    Replace APP_NAME with the app name returned by the heroku create command.

  3. Add the Heroku Postgres add-on to provision a PostgreSQL database:

    heroku addons:create heroku-postgresql:mini
    
  4. Make sure the add-on was successfully added:

    heroku addons
    

    If the Postgres add-on was successfully added, you see a message similar to the following:

    Add-on               Plan     Price       State
    -----------------    -----    --------    -----
    heroku-postgresql    mini     5$/month    created
    
  5. Deploy the app to Heroku:

    git push heroku master
    
  6. Run the following command to confirm the value of DATABASE_URL.

    heroku config
    

    Make note of the retrieved value for DATABASE_URL. You need this value in the next step.

  7. Run a Docker container.

    docker run -it --rm postgres psql "DATABASE_URL"
    

    Replace DATABASE_URL with the Heroku Postgres URL that you noted in the previous step.

  8. In the Docker container, create the TASKS table by using the following command:

    CREATE TABLE TASKS
    (DESCRIPTION TEXT NOT NULL);
    
  9. Exit the container:
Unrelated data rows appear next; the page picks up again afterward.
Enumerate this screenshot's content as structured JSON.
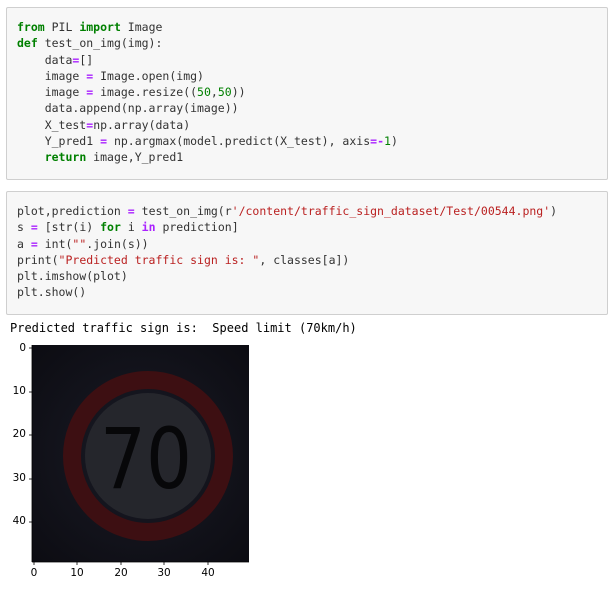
{
  "cell1": {
    "lines": [
      [
        {
          "t": "from",
          "c": "kw"
        },
        {
          "t": " PIL "
        },
        {
          "t": "import",
          "c": "kw"
        },
        {
          "t": " Image"
        }
      ],
      [
        {
          "t": "def",
          "c": "kw"
        },
        {
          "t": " test_on_img(img):"
        }
      ],
      [
        {
          "t": "    data"
        },
        {
          "t": "=",
          "c": "op"
        },
        {
          "t": "[]"
        }
      ],
      [
        {
          "t": "    image "
        },
        {
          "t": "=",
          "c": "op"
        },
        {
          "t": " Image.open(img)"
        }
      ],
      [
        {
          "t": "    image "
        },
        {
          "t": "=",
          "c": "op"
        },
        {
          "t": " image.resize(("
        },
        {
          "t": "50",
          "c": "num"
        },
        {
          "t": ","
        },
        {
          "t": "50",
          "c": "num"
        },
        {
          "t": "))"
        }
      ],
      [
        {
          "t": "    data.append(np.array(image))"
        }
      ],
      [
        {
          "t": "    X_test"
        },
        {
          "t": "=",
          "c": "op"
        },
        {
          "t": "np.array(data)"
        }
      ],
      [
        {
          "t": "    Y_pred1 "
        },
        {
          "t": "=",
          "c": "op"
        },
        {
          "t": " np.argmax(model.predict(X_test), axis"
        },
        {
          "t": "=-",
          "c": "op"
        },
        {
          "t": "1",
          "c": "num"
        },
        {
          "t": ")"
        }
      ],
      [
        {
          "t": "    "
        },
        {
          "t": "return",
          "c": "kw"
        },
        {
          "t": " image,Y_pred1"
        }
      ]
    ]
  },
  "cell2": {
    "lines": [
      [
        {
          "t": "plot,prediction "
        },
        {
          "t": "=",
          "c": "op"
        },
        {
          "t": " test_on_img(r"
        },
        {
          "t": "'/content/traffic_sign_dataset/Test/00544.png'",
          "c": "str"
        },
        {
          "t": ")"
        }
      ],
      [
        {
          "t": "s "
        },
        {
          "t": "=",
          "c": "op"
        },
        {
          "t": " [str(i) "
        },
        {
          "t": "for",
          "c": "kw"
        },
        {
          "t": " i "
        },
        {
          "t": "in",
          "c": "op"
        },
        {
          "t": " prediction]"
        }
      ],
      [
        {
          "t": "a "
        },
        {
          "t": "=",
          "c": "op"
        },
        {
          "t": " int("
        },
        {
          "t": "\"\"",
          "c": "str"
        },
        {
          "t": ".join(s))"
        }
      ],
      [
        {
          "t": "print("
        },
        {
          "t": "\"Predicted traffic sign is: \"",
          "c": "str"
        },
        {
          "t": ", classes[a])"
        }
      ],
      [
        {
          "t": "plt.imshow(plot)"
        }
      ],
      [
        {
          "t": "plt.show()"
        }
      ]
    ]
  },
  "output": {
    "text": "Predicted traffic sign is:  Speed limit (70km/h)"
  },
  "plot": {
    "yticks": [
      "0",
      "10",
      "20",
      "30",
      "40"
    ],
    "xticks": [
      "0",
      "10",
      "20",
      "30",
      "40"
    ],
    "image_label": "70"
  }
}
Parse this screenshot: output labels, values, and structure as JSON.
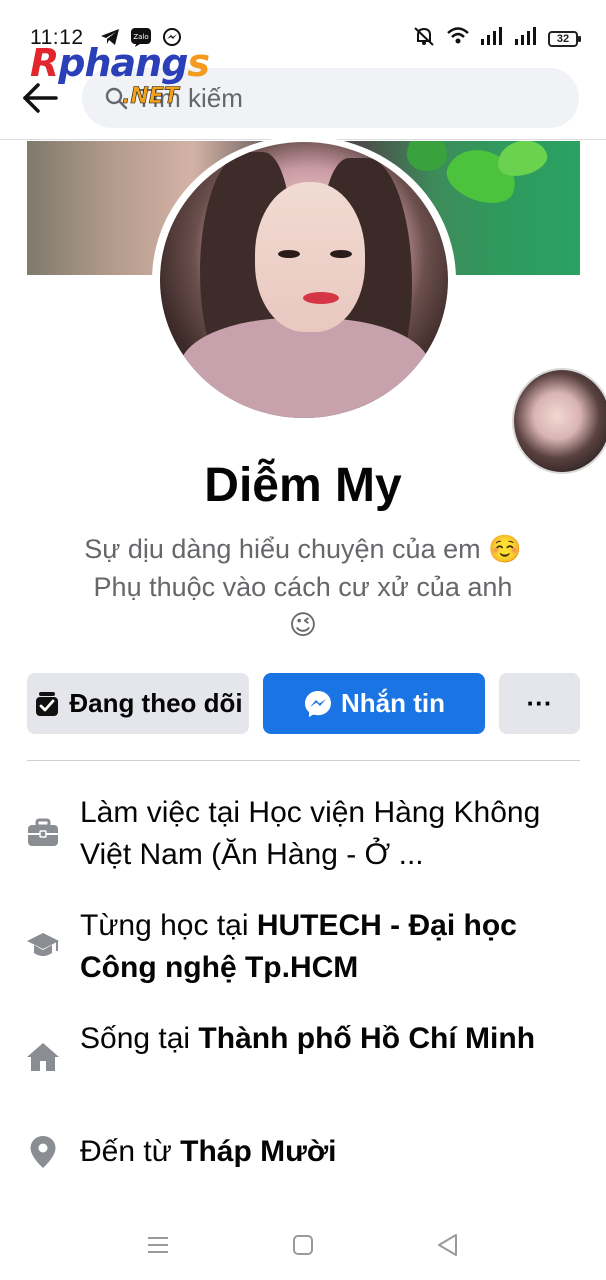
{
  "status_bar": {
    "time": "11:12",
    "left_icons": [
      "telegram-icon",
      "zalo-icon",
      "messenger-icon"
    ],
    "zalo_label": "Zalo",
    "right_icons": [
      "mute-bell-icon",
      "wifi-icon",
      "signal-icon",
      "signal-icon"
    ],
    "battery": "32"
  },
  "watermark": {
    "main": "Rphangs",
    "sub": ".NET"
  },
  "header": {
    "search_placeholder": "Tìm kiếm"
  },
  "profile": {
    "name": "Diễm My",
    "bio_line1": "Sự dịu dàng hiểu chuyện của em",
    "bio_emoji1": "☺️",
    "bio_line2": "Phụ thuộc vào cách cư xử của anh",
    "bio_emoji2": "😉"
  },
  "actions": {
    "following_label": "Đang theo dõi",
    "message_label": "Nhắn tin",
    "more_label": "···"
  },
  "info": {
    "work_prefix": "Làm việc tại Học viện Hàng Không Việt Nam (Ăn Hàng - Ở ...",
    "study_prefix": "Từng học tại ",
    "study_value": "HUTECH - Đại học Công nghệ Tp.HCM",
    "live_prefix": "Sống tại ",
    "live_value": "Thành phố Hồ Chí Minh",
    "from_prefix": "Đến từ ",
    "from_value": "Tháp Mười"
  },
  "colors": {
    "accent": "#1b74e4",
    "secondary_button": "#e4e6eb",
    "muted_text": "#65676b"
  }
}
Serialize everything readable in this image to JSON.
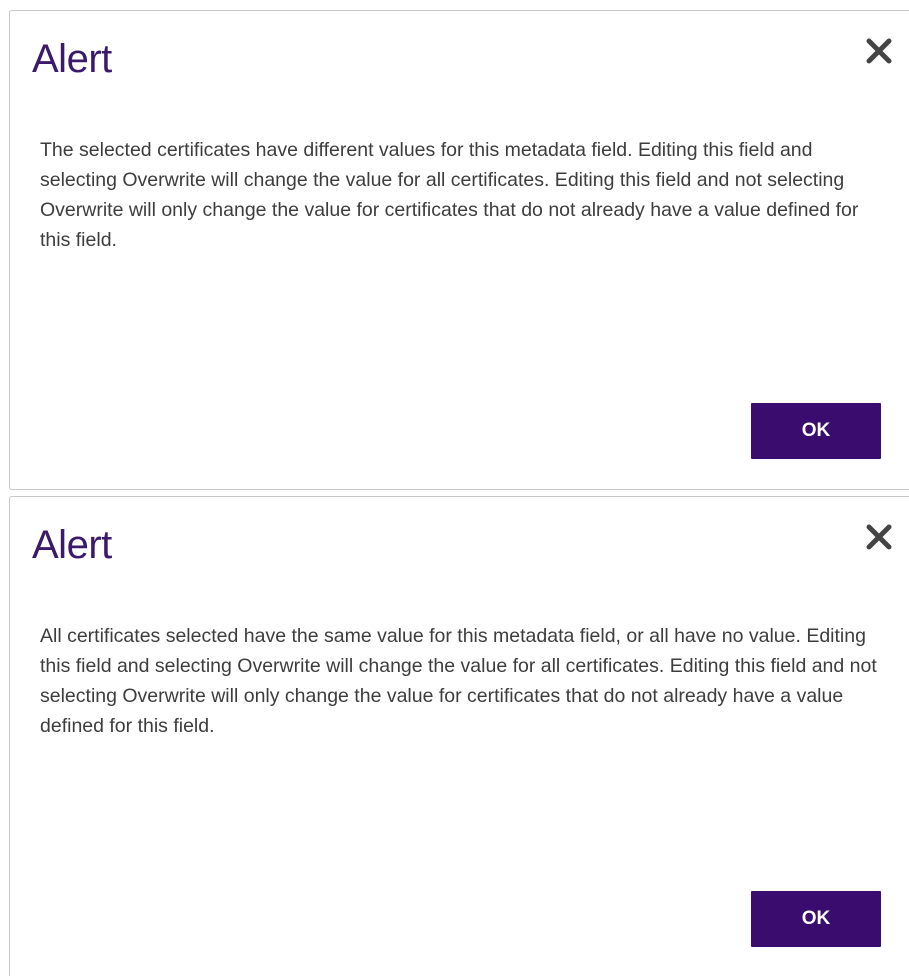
{
  "dialogs": [
    {
      "title": "Alert",
      "message": "The selected certificates have different values for this metadata field. Editing this field and selecting Overwrite will change the value for all certificates. Editing this field and not selecting Overwrite will only change the value for certificates that do not already have a value defined for this field.",
      "ok_label": "OK",
      "close_icon": "close-icon"
    },
    {
      "title": "Alert",
      "message": "All certificates selected have the same value for this metadata field, or all have no value. Editing this field and selecting Overwrite will change the value for all certificates. Editing this field and not selecting Overwrite will only change the value for certificates that do not already have a value defined for this field.",
      "ok_label": "OK",
      "close_icon": "close-icon"
    }
  ],
  "colors": {
    "title": "#3b1a6b",
    "button_bg": "#3a0c6e",
    "button_text": "#ffffff",
    "body_text": "#3d3d3d",
    "close_icon": "#444444",
    "border": "#c9c9c9"
  }
}
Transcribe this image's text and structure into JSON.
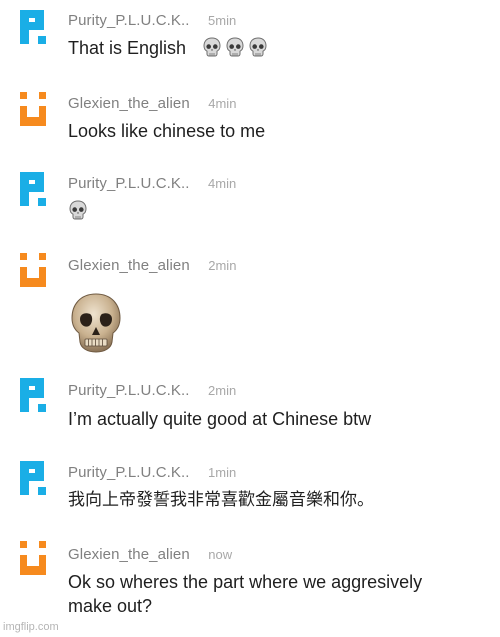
{
  "app": {
    "watermark": "imgflip.com"
  },
  "colors": {
    "purity_avatar": "#1aaee6",
    "glexien_avatar": "#f68a1e",
    "username": "#808080",
    "timestamp": "#a8a8a8",
    "body_text": "#1f1f1f"
  },
  "messages": [
    {
      "user": "Purity_P.L.U.C.K..",
      "time": "5min",
      "text": "That is English",
      "emoji": [
        "skull-icon",
        "skull-icon",
        "skull-icon"
      ]
    },
    {
      "user": "Glexien_the_alien",
      "time": "4min",
      "text": "Looks like chinese to me"
    },
    {
      "user": "Purity_P.L.U.C.K..",
      "time": "4min",
      "text": "",
      "emoji": [
        "skull-icon"
      ]
    },
    {
      "user": "Glexien_the_alien",
      "time": "2min",
      "text": "",
      "image": "skull-photo"
    },
    {
      "user": "Purity_P.L.U.C.K..",
      "time": "2min",
      "text": "I’m actually quite good at Chinese btw"
    },
    {
      "user": "Purity_P.L.U.C.K..",
      "time": "1min",
      "text": "我向上帝發誓我非常喜歡金屬音樂和你。"
    },
    {
      "user": "Glexien_the_alien",
      "time": "now",
      "text": "Ok so wheres the part where we aggresively",
      "text2": "make out?"
    }
  ]
}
    exit
    
  10. In Cloud Shell, get the Web URL for your Heroku app by running the following command:

    heroku info
    
  11. Open the web URL in a browser window. The app looks the following screenshot (although your version won't have the tasks listed):

    To-do app in the web browser.

  12. Create sample tasks in your app from the browser. Make sure the tasks are retrieved from the database and visible in the UI.

Preparing the web app code for migration to Cloud Run

This section details the steps that you need to complete to prep your web app for deployment to Cloud Run.

Build and publish your Docker container to Container Registry

You need a Docker image to build the app container so it can run in Cloud Run. You can build the container manually or by using Buildpacks.

Build container manually

  1. In Cloud Shell, create a Dockerfile in the directory created by cloning the repository for this tutorial:

    cat <<"EOF" > Dockerfile
    # Use the official Node image.
    # https://hub.docker.com/_/node
    FROM node:10-alpine
    
    # Create and change to the app directory.
    WORKDIR /app
    
    # Copying this separately prevents re-running npm install on every code change.
    COPY package*.json ./
    RUN npm install
    
    # Copy local code to the container image.
    COPY . /app
    
    # Configure and document the service HTTP port.
    ENV PORT 8080
    EXPOSE $PORT
    
    # Run the web service on container startup.
    CMD ["npm", "start"]
    EOF
    
  2. Build your container with Cloud Build and publish the image to Container Registry:

    gcloud builds submit --tag gcr.io/PROJECT_ID/APP_NAME:1 \
      --gcs-log-dir=gs://PROJECT_ID_cloudbuild
    
  3. Create an environment variable to hold the name of the Docker image that you created:

    export IMAGE_NAME="gcr.io/PROJECT_ID/APP_NAME:1"
    

Build container with Buildpacks

  1. In Cloud Shell, install the pack CLI.

  2. Set the pack CLI to use the Heroku builder by default:

    pack config default-builder heroku/buildpacks:22
    
  3. Create an environment variable to hold the Docker image name:

    export IMAGE_NAME=gcr.io/PROJECT_ID/APP_NAME:1
    
  4. Build the image using the pack command and push or publish the image to Container Registry:

    pack build --publish $IMAGE_NAME
    

Create a Cloud SQL for PostgreSQL instance

You create a Cloud